The Financial Times today reports that in the rarified air of private banking reputation management has become as important as risk management. It's a valid point, particularly at a time when the world and well-heeled clients are focused on risk. The story goes on to point out that the biggest problems come when clients incur losses on products that they do not understand. "The problem is more losses or products that have been sold to private clients that, actually, the clients have not understood." While I don't think we are going to see product suitability issues on a grand scale (like subprime mortgages) at the high end of the market, banks need to carefully review their sales and risk disclosure practices.
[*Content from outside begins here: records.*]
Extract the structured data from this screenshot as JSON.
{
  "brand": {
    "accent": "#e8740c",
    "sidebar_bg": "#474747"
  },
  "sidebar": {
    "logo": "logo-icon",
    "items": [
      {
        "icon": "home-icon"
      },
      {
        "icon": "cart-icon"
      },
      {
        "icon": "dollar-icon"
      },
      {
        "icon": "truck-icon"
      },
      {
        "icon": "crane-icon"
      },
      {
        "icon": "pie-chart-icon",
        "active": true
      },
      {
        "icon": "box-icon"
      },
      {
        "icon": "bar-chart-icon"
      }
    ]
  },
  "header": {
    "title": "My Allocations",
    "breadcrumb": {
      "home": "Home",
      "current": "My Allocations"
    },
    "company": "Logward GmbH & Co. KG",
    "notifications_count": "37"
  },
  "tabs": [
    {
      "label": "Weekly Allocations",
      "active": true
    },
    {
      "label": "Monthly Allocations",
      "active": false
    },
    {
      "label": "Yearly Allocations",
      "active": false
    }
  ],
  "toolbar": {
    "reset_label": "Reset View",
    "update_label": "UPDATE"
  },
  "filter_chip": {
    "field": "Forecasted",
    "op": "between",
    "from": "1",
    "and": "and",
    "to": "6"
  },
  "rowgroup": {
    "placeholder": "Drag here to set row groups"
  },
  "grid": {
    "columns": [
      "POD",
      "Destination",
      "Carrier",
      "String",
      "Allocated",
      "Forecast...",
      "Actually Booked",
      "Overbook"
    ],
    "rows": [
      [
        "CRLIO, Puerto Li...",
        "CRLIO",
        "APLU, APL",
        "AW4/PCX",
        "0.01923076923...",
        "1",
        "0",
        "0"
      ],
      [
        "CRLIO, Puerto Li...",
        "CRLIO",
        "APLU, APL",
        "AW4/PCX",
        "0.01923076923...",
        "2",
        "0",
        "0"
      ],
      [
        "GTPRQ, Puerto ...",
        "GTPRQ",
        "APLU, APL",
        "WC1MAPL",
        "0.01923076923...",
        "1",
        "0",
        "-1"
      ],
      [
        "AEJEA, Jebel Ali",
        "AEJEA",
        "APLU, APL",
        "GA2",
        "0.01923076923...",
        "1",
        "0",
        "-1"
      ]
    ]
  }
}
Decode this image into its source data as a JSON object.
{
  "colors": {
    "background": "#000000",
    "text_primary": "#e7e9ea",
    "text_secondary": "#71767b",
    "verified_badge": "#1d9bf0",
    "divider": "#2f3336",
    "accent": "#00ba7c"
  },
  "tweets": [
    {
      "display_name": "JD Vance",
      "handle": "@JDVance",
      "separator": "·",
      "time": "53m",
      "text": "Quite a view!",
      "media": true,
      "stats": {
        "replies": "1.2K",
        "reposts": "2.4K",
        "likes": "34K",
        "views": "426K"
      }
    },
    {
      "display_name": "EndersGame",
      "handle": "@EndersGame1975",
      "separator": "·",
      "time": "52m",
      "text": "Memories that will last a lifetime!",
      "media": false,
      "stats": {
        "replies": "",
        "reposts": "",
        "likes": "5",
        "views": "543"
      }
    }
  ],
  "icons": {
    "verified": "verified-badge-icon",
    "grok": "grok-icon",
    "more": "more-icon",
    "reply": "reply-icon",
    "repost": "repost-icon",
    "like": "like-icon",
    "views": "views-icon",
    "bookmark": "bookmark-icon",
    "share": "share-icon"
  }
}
Crises of confidence are difficult to contain in the banking industry. Even typically "sticky" money, like retail deposits and assets at private banks can quickly become unglued. Banks need to re-audit their products and practices to safeguard against operational issues that escalate into reputation damaging events. A lot can be learned from the experience of E*Trade, which lost $2bn in assets in just one day. Fortune chronicles the de facto run on the bank and it is interesting to look back and see the interrelation between risk management, operations and reputation management.